“Our awareness has been stretched wider than ever in history, but often at the cost of taking away a lifetime of experiences.” – Seth Godin
“We were the first humans who would never see something for the first time.” – Gillian Flynn
Both of these appeared in my feed within minutes of each other this morning, in turn each pointing out the world we live in being smaller than ever before, and casting a neon glow on a topic I should explore before the muse carries it on to the next writer. Candidly I’m itching to return to writing more local history, but it’ll have to wait a bit longer. I’d be a fool to turn a cold shoulder on the muse, wouldn’t I?
Godin laments the cost of awareness in our world of YouTube, Instagram, streaming media and, yes, travel blogging. We tend to know about things just by casually dipping our ladle into the stream of information flying past us in all directions. But sipping from the ladle isn’t immersive exploration of new places and ideas. It’s the Cliff Notes, not War and Peace. As Godin writes, there’s no excuse for being uninformed, but there’s also no good reason for being inexperienced.
Flynn laments that media often offers a better picture of the world than going there and seeing it does. I’d say she’s partially right in that we cheat ourselves of the wonder of the new having seen it before we get there. But I disagree that the experience is better through media or that we don’t experience something substantively better being there versus seeing it on a screen. I can look out the window and see snow, or I can walk outside and understand snow.
The crew of Fayaway are in Saba at the moment. It was nothing for me to pull up a video of people hiking up the mountain they hiked up, see the massive leaves they saw and the same view out to St. Kitts that they sent me in a text message.
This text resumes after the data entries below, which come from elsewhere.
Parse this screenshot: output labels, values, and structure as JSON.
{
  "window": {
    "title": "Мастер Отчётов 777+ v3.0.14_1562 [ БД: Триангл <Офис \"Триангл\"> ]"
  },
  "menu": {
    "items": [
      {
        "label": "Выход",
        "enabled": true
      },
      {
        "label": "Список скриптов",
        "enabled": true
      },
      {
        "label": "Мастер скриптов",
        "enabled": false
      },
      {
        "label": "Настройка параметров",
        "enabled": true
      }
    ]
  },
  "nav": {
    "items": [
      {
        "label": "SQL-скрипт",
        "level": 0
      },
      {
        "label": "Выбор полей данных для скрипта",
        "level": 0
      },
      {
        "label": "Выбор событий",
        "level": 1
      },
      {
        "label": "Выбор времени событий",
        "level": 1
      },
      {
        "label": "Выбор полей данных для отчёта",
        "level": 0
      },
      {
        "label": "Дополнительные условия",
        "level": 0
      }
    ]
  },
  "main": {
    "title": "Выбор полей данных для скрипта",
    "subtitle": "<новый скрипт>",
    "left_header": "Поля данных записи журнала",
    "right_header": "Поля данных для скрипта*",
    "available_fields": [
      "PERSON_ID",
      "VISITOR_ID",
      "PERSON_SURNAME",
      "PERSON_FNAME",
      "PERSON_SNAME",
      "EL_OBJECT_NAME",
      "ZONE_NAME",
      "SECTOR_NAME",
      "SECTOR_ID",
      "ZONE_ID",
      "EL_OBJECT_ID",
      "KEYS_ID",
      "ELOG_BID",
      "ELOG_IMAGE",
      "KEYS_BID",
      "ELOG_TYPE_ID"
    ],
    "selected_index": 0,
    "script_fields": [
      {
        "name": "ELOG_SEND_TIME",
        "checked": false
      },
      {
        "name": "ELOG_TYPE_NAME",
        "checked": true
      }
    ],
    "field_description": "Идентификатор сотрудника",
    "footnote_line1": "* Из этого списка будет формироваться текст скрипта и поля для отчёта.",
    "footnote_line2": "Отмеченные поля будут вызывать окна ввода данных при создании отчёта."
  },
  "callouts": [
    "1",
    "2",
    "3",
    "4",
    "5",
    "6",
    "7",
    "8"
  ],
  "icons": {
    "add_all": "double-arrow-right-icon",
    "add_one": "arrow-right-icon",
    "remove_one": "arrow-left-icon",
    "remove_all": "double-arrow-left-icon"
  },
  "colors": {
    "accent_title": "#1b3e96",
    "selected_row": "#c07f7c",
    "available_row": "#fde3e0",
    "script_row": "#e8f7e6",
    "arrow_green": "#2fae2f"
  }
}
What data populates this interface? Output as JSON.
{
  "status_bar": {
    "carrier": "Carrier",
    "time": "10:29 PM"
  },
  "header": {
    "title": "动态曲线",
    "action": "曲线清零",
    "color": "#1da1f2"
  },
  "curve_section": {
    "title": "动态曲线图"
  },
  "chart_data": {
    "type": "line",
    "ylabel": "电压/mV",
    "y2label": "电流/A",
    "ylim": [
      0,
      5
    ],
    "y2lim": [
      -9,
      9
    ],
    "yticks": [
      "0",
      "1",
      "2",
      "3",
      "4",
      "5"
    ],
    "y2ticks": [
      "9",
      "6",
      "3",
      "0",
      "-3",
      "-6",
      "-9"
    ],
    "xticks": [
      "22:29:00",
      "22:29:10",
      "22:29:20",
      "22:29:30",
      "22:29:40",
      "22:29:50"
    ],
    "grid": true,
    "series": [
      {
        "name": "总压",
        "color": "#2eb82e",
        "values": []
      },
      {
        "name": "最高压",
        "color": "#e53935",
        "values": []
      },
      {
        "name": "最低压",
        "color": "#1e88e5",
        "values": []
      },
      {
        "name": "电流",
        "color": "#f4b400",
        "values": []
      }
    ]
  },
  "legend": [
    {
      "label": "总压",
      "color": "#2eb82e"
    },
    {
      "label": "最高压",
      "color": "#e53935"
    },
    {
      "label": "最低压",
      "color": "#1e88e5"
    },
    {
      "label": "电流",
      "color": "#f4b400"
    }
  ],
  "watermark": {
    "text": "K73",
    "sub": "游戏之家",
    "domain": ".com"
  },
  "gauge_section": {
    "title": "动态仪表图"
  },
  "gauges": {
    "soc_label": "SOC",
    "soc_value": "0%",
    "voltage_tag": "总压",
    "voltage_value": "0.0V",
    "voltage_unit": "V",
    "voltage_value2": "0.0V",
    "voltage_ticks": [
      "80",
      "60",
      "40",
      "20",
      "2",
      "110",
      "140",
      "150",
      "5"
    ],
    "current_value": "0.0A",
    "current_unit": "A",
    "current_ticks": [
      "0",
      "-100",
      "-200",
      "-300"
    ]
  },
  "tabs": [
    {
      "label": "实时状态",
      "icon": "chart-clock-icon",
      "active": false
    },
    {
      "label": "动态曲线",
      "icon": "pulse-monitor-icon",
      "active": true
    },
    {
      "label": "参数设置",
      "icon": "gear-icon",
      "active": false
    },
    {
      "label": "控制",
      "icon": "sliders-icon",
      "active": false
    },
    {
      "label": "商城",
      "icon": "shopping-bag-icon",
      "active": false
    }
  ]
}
But a YouTube video is a very small sample of the experience they had of talking to locals, feeling the heat, getting out of breath climbing to the summit, and the exhilaration of reaching the summit and catching a first glimpse of the panoramic vista. That is their experience of a lifetime, while I’m simply aware of what it generally looked like for them after watching a YouTube video.
The world is smaller than ever, and we’re blessed to experience the wonders of it without the cost of earning it in money, risk, sweat equity and sacrifice. But experience on a screen isn’t experiencing life, it just eliminates the surprise of knowing what’s around the corner when you can Google street view so much of this world. Surprise can be good, and surprise can be very bad. Maybe the answer is to use all this technology to mitigate the impact of the bad while minimizing the reduction of the other.
Maybe VR will bring us closer than we’d ever imagine in the next few years. There’s enormous value in practicing on the flight simulator to get it right before you fly the Boeing 777 overseas, but you still need to get experience on the real thing after that before they load passengers on with you. Likewise, seeing what the Google street view was prior to pulling out of Edinburgh in a rental car made me more comfortable when I did it. It didn’t simulate the tactile oddness of the left hand shift instead of the right or the adrenaline rush of the first roundabout going the opposite way, but it eliminated sensory overload having seen a bit of it already.
Humans are meant to move, and to interact and react to the world around them. Media is getting exponentially better at recreating this experience, but that doesn’t make it experience. The answer is to get out and be a part of the world, not just watch it through someone else’s lens.